Wick Communications

The photo I didn’t run

In Photography on August 3, 2017 at 2:50 pm

Last week, there was a murder in Half Moon Bay. Only it wasn’t a murder. And that last part further complicated an already difficult decision about whether to run a photo I knew would upset some people.

Some explanation is in order.

We don’t have many murders, thankfully. Maybe four in my dozen or more years here. So when arts reporter Sarah Greigo Guz called me one evening to say she stumbled onto a crime scene and the scuttlebutt was that there had been a murder, it was a big deal. We scrambled a news reporter and I made some social media posts, of course.

I also got a call from a local photographer, who said he had photos from the scene. I asked for them and he sent them, and my actual text back to him at the time was: “Wow.”

That is the most impressive photo above… Except I cropped out the “wow” part. Which is an unnatural act for a newspaper editor and required a lot of soul-searching on my part.

What you don’t see, off to the left, is a body under a white tarp. At the time, I was convinced I would run it full frame. That conviction changed over time.

First, I sent the photo around to Wick editors. I would say most people, about 60 percent of those who provided feedback, said they would run it for the same reasons I thought I would. It was big news, it occurred in public, there were likely already photos like it on social media.
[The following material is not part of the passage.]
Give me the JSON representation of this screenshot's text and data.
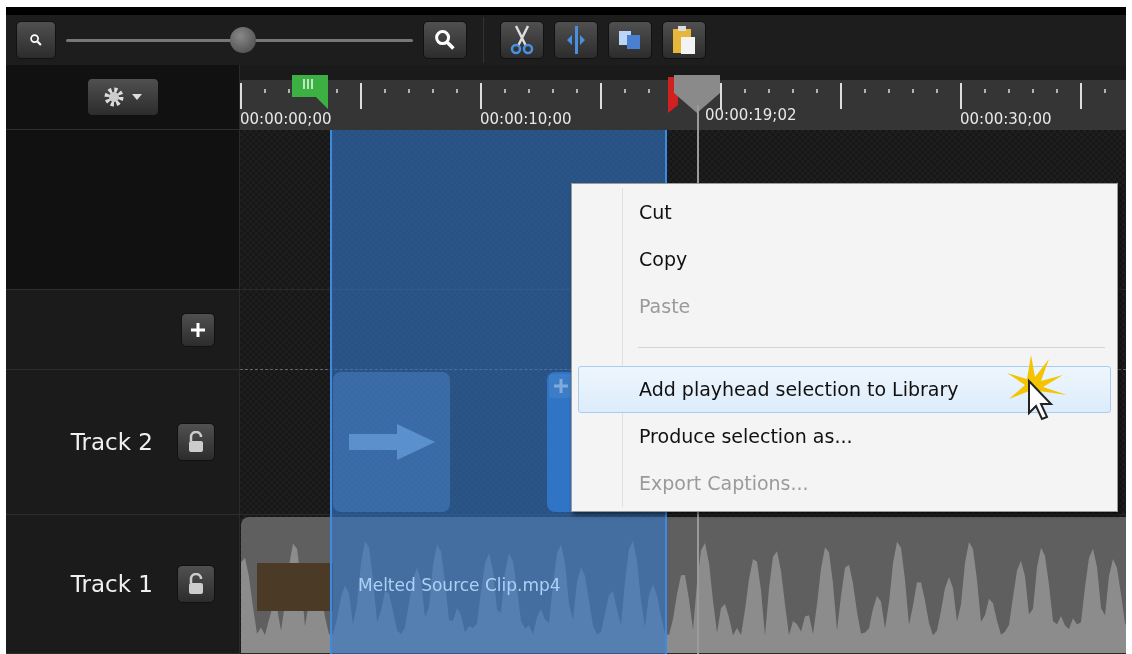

It wasn’t particularly gory. …

Can you teach writing?

In Books on August 3, 2017 at 2:42 pm

There is a fascinating discussion of the art of teaching young students to write on the New York Times website at the moment. It’s prompted by the fear that young people are worse writers than young people of the past. Among the startling figures: three-quarters of both eighth- and 12-graders lack proficiency in writing, according to one educational study.

Not that this concern is anything new. The Times story asserts that more than half of first-year students at Harvard failed an entrance exam in writing — in 1874.

The question is how to promote better writing, particularly at a time when there is so much distraction and seemingly so little attention span.

Some suggest working at the sentence level. Line editing with students. To me, that feels like advanced work and not much fun for people who aren’t really all that invested in being better writers.

The Times story opens with a teacher trying to get student juices flowing by reading Anne Lamott’s classic writing inspirational “Bird by Bird.” You could do worse that that. If you haven’t read it, you really should. As another teacher says, “You hope that by exposing them to great writing, they’ll start to hear what’s going on.”

There is a certain osmosis that goes on when you read. You could read all of Dickens’ work and never create your own “Great Expectations,” of course, but I bet your expectations would be greater nonetheless. Reading gives writers a sense of rhythm, a look at proper grammar, a feel for storytelling. Reading might not make you a great writer, but you won’t be a great writer unless you read. …

White House, blue language

In Language on August 3, 2017 at 2:28 pm

Hey, remember when the White House employed a communications director named Anthony Scaramucci? I know. It was a long time ago. Way back last week. It seems things change pretty quickly these days, doesn’t it?

Well, if the name rings a bell, you probably remember the rant that apparently got him fired. While talking to a reporter for New Yorker magazine, he used what he later described as “colorful language” to describe his feelings about some fellow White House denizens. Colorful as in suggesting that one coworker was really, really mentally ill and another gentleman was doing something elaborate in service to his own interests… only way more colorful than that.

That left those in the mainstream media to decide whether to do what I just did and tread politely along the euphemism boulevard or to simply print what the man said, even though it was vulgar.

This time, some of the big print outlets printed words their editors likely never thought they would print. The New York Times was among them. Later, it offered a very short explanation of why top editors chose to use the profane words. In short: The newspaper thought it newsworthy.

USA Today, chose a different tack. Here is how it described Scaramucci’s comments about White House rival Steve Bannon:

Scaramucci used an explicit sexual reference to accuse Bannon of doing more to blow himself up in the media and build his own brand than to serve the country.

Huh. It’s fun to write with a wink, but personally, I agree with the New York Times on this one. …